Before we begin this segment, I'd like to to present a video highlighting the strength of will of the coalition:
Recently I was fortunate enough to run into Chimaera at the Museum of the Imperial Assault Alliance in Yerushalayim. The nuclear warfare had taken it's effect on the Capitol, but of course the museum still stood. Chimaera and I both carry the status of Imperator Emeritus, although we shared different reasons to be there: whereas I visited to honor the IAA I had joined six years ago that day, Chimaera was apparently headed to a secret war meeting under the museum. It felt like old times to run into Chimaera, and I quickly proposed an interview.
It's a pleasure and an honor sitting next to you yet again Chimaera, even if it is just for this interview. I know firsthand that your services to this coalition are unnumbered, and yet the world may never thank you for your hard work. How different is it to help lead a coalition, rather than just govern an alliance?
Well, Tywin, it's a pleasure to speak to you again as well. An alliance, as a general rule, is a group of individuals with one overarching goal. Sure, there are some smaller machinations and plans in place amongst the individuals, but it is NOTHING like trying to help arrange and lead a coalition - the best way to describe coalition warfare is to imagine two large men trying to herd cats in the general vicinity of the other large man, except the cats have grenades strapped to them. There are so many covert (and overt, in modern Bob's case) political desires for each alliance you have to take into consideration - the whole thing is rather exhausting.
Could you provide an example of such a stressful situation for our viewers?
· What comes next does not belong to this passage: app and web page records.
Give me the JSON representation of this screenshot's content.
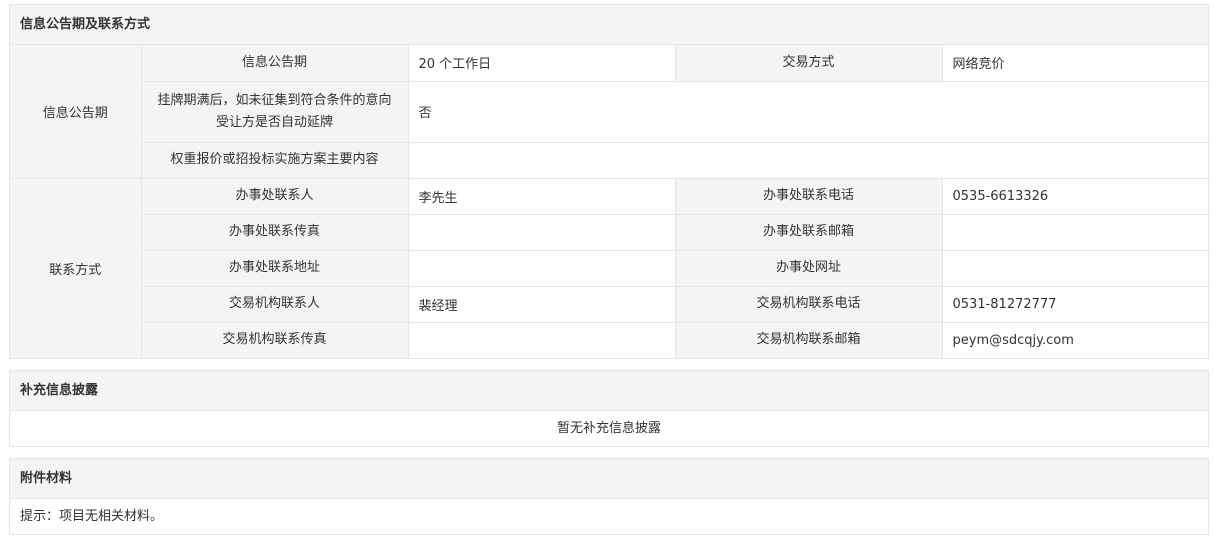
{
  "info_section": {
    "title": "信息公告期及联系方式",
    "group_announce": "信息公告期",
    "group_contact": "联系方式",
    "rows": {
      "announce_period_label": "信息公告期",
      "announce_period_value": "20 个工作日",
      "trade_mode_label": "交易方式",
      "trade_mode_value": "网络竞价",
      "auto_extend_label": "挂牌期满后，如未征集到符合条件的意向受让方是否自动延牌",
      "auto_extend_value": "否",
      "weighted_label": "权重报价或招投标实施方案主要内容",
      "weighted_value": "",
      "office_contact_label": "办事处联系人",
      "office_contact_value": "李先生",
      "office_phone_label": "办事处联系电话",
      "office_phone_value": "0535-6613326",
      "office_fax_label": "办事处联系传真",
      "office_fax_value": "",
      "office_email_label": "办事处联系邮箱",
      "office_email_value": "",
      "office_address_label": "办事处联系地址",
      "office_address_value": "",
      "office_website_label": "办事处网址",
      "office_website_value": "",
      "org_contact_label": "交易机构联系人",
      "org_contact_value": "裴经理",
      "org_phone_label": "交易机构联系电话",
      "org_phone_value": "0531-81272777",
      "org_fax_label": "交易机构联系传真",
      "org_fax_value": "",
      "org_email_label": "交易机构联系邮箱",
      "org_email_value": "peym@sdcqjy.com"
    }
  },
  "supplement_section": {
    "title": "补充信息披露",
    "message": "暂无补充信息披露"
  },
  "attachment_section": {
    "title": "附件材料",
    "message": "提示：项目无相关材料。"
  }
}
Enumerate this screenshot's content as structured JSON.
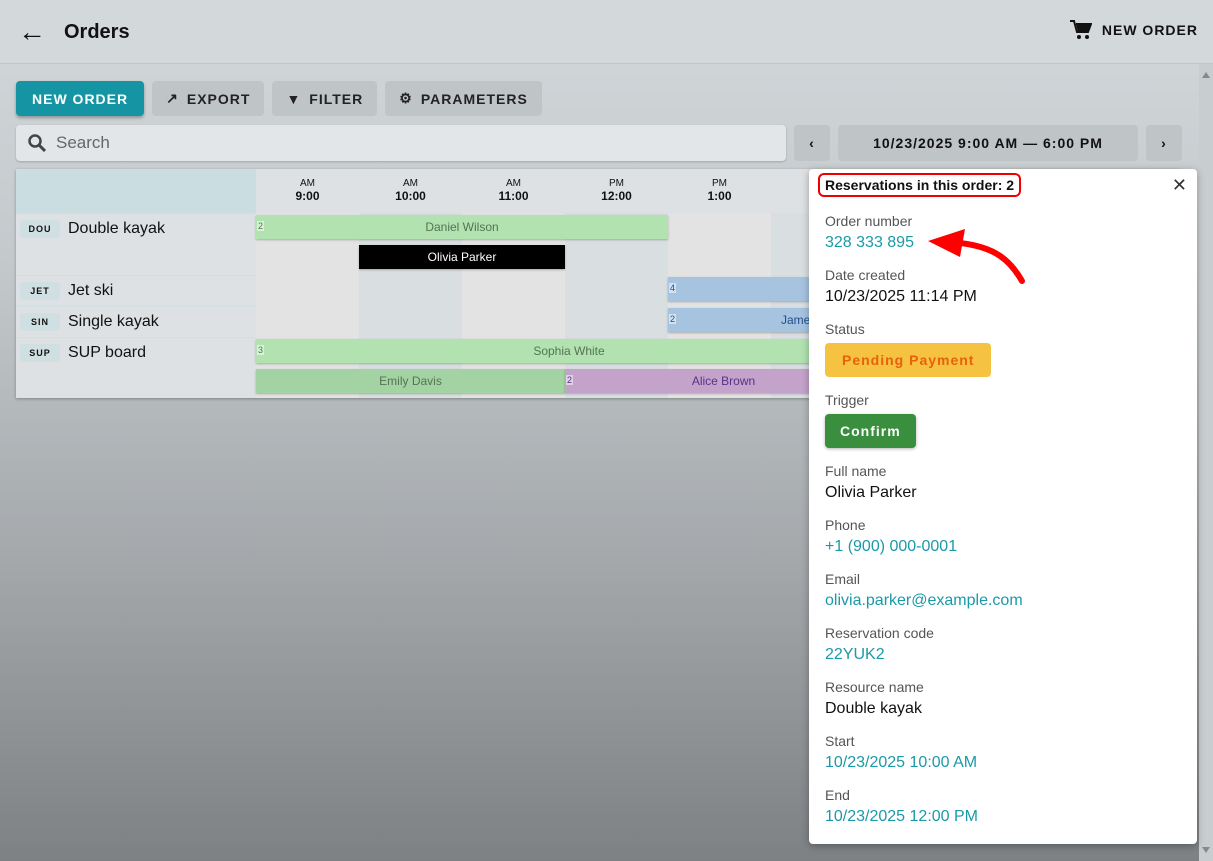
{
  "header": {
    "title": "Orders",
    "new_order": "NEW ORDER"
  },
  "toolbar": {
    "new_order": "NEW ORDER",
    "export": "EXPORT",
    "filter": "FILTER",
    "parameters": "PARAMETERS"
  },
  "search": {
    "placeholder": "Search"
  },
  "date_range": "10/23/2025 9:00 AM — 6:00 PM",
  "hours": [
    {
      "p": "AM",
      "t": "9:00"
    },
    {
      "p": "AM",
      "t": "10:00"
    },
    {
      "p": "AM",
      "t": "11:00"
    },
    {
      "p": "PM",
      "t": "12:00"
    },
    {
      "p": "PM",
      "t": "1:00"
    }
  ],
  "resources": [
    {
      "code": "DOU",
      "name": "Double kayak"
    },
    {
      "code": "JET",
      "name": "Jet ski"
    },
    {
      "code": "SIN",
      "name": "Single kayak"
    },
    {
      "code": "SUP",
      "name": "SUP board"
    }
  ],
  "bookings": {
    "daniel": {
      "name": "Daniel Wilson",
      "n": "2"
    },
    "olivia": {
      "name": "Olivia Parker"
    },
    "jet": {
      "n": "4"
    },
    "james": {
      "name": "James",
      "n": "2"
    },
    "sophia": {
      "name": "Sophia White",
      "n": "3"
    },
    "emily": {
      "name": "Emily Davis"
    },
    "alice": {
      "name": "Alice Brown",
      "n": "2"
    }
  },
  "panel": {
    "reservations": "Reservations in this order: 2",
    "order_number_label": "Order number",
    "order_number": "328 333 895",
    "date_created_label": "Date created",
    "date_created": "10/23/2025 11:14 PM",
    "status_label": "Status",
    "status": "Pending Payment",
    "trigger_label": "Trigger",
    "trigger": "Confirm",
    "full_name_label": "Full name",
    "full_name": "Olivia Parker",
    "phone_label": "Phone",
    "phone": "+1 (900) 000-0001",
    "email_label": "Email",
    "email": "olivia.parker@example.com",
    "code_label": "Reservation code",
    "code": "22YUK2",
    "resource_label": "Resource name",
    "resource": "Double kayak",
    "start_label": "Start",
    "start": "10/23/2025 10:00 AM",
    "end_label": "End",
    "end": "10/23/2025 12:00 PM"
  },
  "colors": {
    "accent": "#1595a3",
    "pending": "#f5c242",
    "confirm": "#3a8f3e",
    "annotation": "#ee0000"
  }
}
The most notable example of this, this war, was one alliance begging for a particular target. They were assigned that target, and then the night of decided not to hit said target. Now, they'll tell you it's because they didn't want to oA in, but I don't for a second believe that. You don't sign onto a coalition war thinking you're going to be using nothing but MDPs.
Ah, I remember when that happened. It's always disappointing when someone backs out from a commitment. Indeed, there were many disappointments on the path to victory. Halfhearted commitments, coalition withdrawals, and the usual unpredictable chaos of war. Were you ever caught by surprise? Was there any point where you doubted that victory could be achieved?
The only thing that surprised me about this war was how unbelievably BLATANT certain alliances were in attempting to backstab people. No-nuke agreements, plans (and leaked screenshots) indicating preparations to go BiPolar on the coalition, refusing to play by gameplans they'd already signed off on - in wars past, leaders kept that sort of skullduggery under wraps. I think its presence in the light during this war speaks to the general decline of leader (and member) quality in this game.
As our viewers know, NPO is effectively stalling peace talks. Some have predicted this war now lasting through June, and siege warfare tends to be strenuous on logistics. Should the enemy refuse to yield, do you think the coalition is solid enough to contain the enemy for half a year or longer?
At some point, war becomes massively unprofitable for both sides - what we're betting on is that the terms we've offered will be more amenable to the opposition than the continued obliteration of their allies and their lower tiers. I do not think this war will drag on much longer - either Pacifica will come to the table and negotiate (rather than the stonewalling and outright refusal to parlay we've seen thus far) or they will continue to be engulfed in the fires of war. This is not Equilibrium. Our resolve will not break simply because it takes a few weeks longer than planned.
On that note, what do you think were the primary military objective(s) of this war? Which enemy alliance has performed the most effectively under the circumstances? Least effectively?
The primary military objective, from MI6's standpoint, was to showcase ourselves as a premier military alliance at our tier. We feel like we've done that - we effectively blunted the early Pacifica attack on our Paradoxian allies and have dealt more damage per capita than any alliance on our side (and it really isn't even close). It was a bit of a coming-out party - most alliances' first wars are far from perfect, but I am quite proud of how we've performed overall. As to the coalition's primary objective, well, I'd say it was returning the game to a state of parity. There's 3 or 4 loosely affiliated spheres now, each of which could be the dominant power in CN should the winds of war blow their way. I think that's a vastly more exciting state of politics than a larger dominant force.
Despite the taunts of the enemy, NpO and TOP seems to have synergy and really work well together. It seems to me that relations within the coalition will solidify in the wake of this war and cement into something stronger. What do you think?
I believe you're implying a bloc status there, Tywin, and to me that just seems folly. Blocs are good for one thing, and one thing only - becoming a target. TOP and Polaris are both better off working together and being solid allies to one another than in planting their roots together. Blocs are too inflexible, too rigid a structure, too unable to change as politics necessitate. The only constant in Bob is that dominant blocs fall. I would rather not be party to my own downfall.
Well, I'd love to ask you more questions Chimaera, but unfortunately we're out of time. Thank you for taking the time and joining us today for this interview.
My pleasure Tywin.
Up next, more on Non Grata's massive membership decline... and later, talking points will discuss the political highlights of the weekend.